Our Principal Security Engineer wrote up a list of IoT security predictions at the start of 2017 for ReadWrite. This is a midyear check-in on how those prognostications are panning out.
IoT Security Prediction Status
Prediction #1: Email security might become a hot topic. He wasn’t wrong. Security researcher Brian Krebs just posted a horrifying story about the perils blind trust in email, and the popular HBO series Game of Thrones announced that it now forces employees to use two-factor authentication in emails to avoid hack-related leaks and spoilers.
Prediction #2: Cloud-service security consolidation. Right again. He thought that large cloud-hosting operators would start expanding their offered services to handle more IoT security this year. In April, Microsoft released details about Project Sopris, and Cisco just expanded its IoT cloud security services via its $610M acquisition of Viptela, which is being rolled into its network and security business division.
Prediction #3: Legislation aimed at IoT security provisions. It has begun. In February, California State Senator Hannah-Beth Jackson introduced Senate Bill 327, which requires manufacturers to equip IoT devices with “reasonable security features appropriate to the nature of the device and the information it may collect, contain or transmit.”
Prediction #4: More Open Whisper-like deployments. Recently, The Internet Society advised the G20 to uphold the role of encryption as the foundation of all online transactions. As noted by an IoT end-to-end encryption proponent in InfoSecurity: “Machines have to be able to know which machine they are talking to…and to do this we need encrypted and private communication. This is why our IoT-driven future, where decisions are made and business is conducted in the cloud through machines, needs encryption. If government wants to have an e-enabled, information society of the future, encryption is a required ingredient, not an optional one that can be picked up or put down at will.” Which leads to…
Prediction #5: Vendors vs. government. Our expert saw the issue of cryptographic protection spiking in government v. corporation v. consumer showdowns in 2017 and beyond. This very topic was the subject of much debate after
U.S. FBI Director James Comey told the Senate that companies might be required to provide a means to break their own product security via backdoors or decryption schemes: “I could imagine a world that ends up with legislation saying if you are going to make devices in the United States, you figure out how to comply with court orders.” And in Europe, it has become politically popular to tie strong encryption and user privacy policies to terrorism. The debate rages on.
IoT Security Context
The problem of digital insecurity stretches beyond our smartphones and smart things and seems to touch every sector. Last year, hackers doxed thousands of U.S. federal employees and, in separate incidents, user-information was stolen from LinkedIn, Yahoo, Dropbox, Oracle, and a long list of others. There were a series of IoT-powered DDoS attacks courtesy of Mirai botnets-for-hire, highly publicized ransomware hacks, and U.S. presidential campaign accusations about state-sponsored cyberwarfare. Zombie IoT devices play a big part in this miasma, as both victims of hacks and power sources for further cyber villainy.

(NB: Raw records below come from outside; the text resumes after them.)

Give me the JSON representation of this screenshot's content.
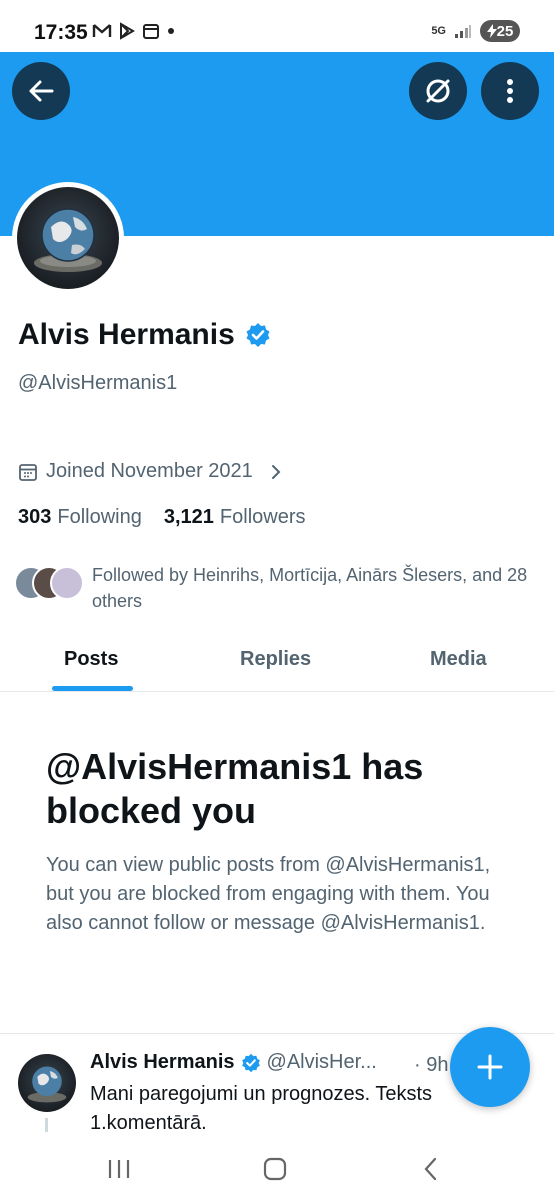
{
  "status_bar": {
    "time": "17:35",
    "network": "5G",
    "battery": "25"
  },
  "colors": {
    "accent": "#1d9bf0",
    "text_primary": "#0f1419",
    "text_secondary": "#536471"
  },
  "profile": {
    "name": "Alvis Hermanis",
    "handle": "@AlvisHermanis1",
    "verified": true,
    "joined": "Joined November 2021",
    "following_count": "303",
    "following_label": "Following",
    "followers_count": "3,121",
    "followers_label": "Followers",
    "followed_by": "Followed by Heinrihs, Mortīcija, Ainārs Šlesers, and 28 others"
  },
  "tabs": [
    {
      "label": "Posts",
      "active": true
    },
    {
      "label": "Replies",
      "active": false
    },
    {
      "label": "Media",
      "active": false
    }
  ],
  "blocked": {
    "title": "@AlvisHermanis1 has blocked you",
    "body": "You can view public posts from @AlvisHermanis1, but you are blocked from engaging with them. You also cannot follow or message @AlvisHermanis1."
  },
  "tweet": {
    "name": "Alvis Hermanis",
    "handle": "@AlvisHer...",
    "time": "· 9h",
    "text": "Mani paregojumi un prognozes. Teksts 1.komentārā."
  }
}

So, who is too blame? As SecurityIntelligence recently reported, “The challenge, in a nutshell, is that there are currently no clear lines of responsibility when it comes to IoT and mobile security.” That makes for a troubling landscape.
But as our expert noted in ReadWrite: “Sufficient information security has always been a moving target and there are armies of smart and thoughtful professionals laboring to hit the mark… As reliance on IoT and big data continue to transform our personal habits, businesses, and governments, perhaps the only upside of the bad news is that it may motivate us all to pay more attention and expend more effort in safeguarding both our information and the legitimate systems that make use of it.” That’s an IoT security lesson we would all do well to revisit often.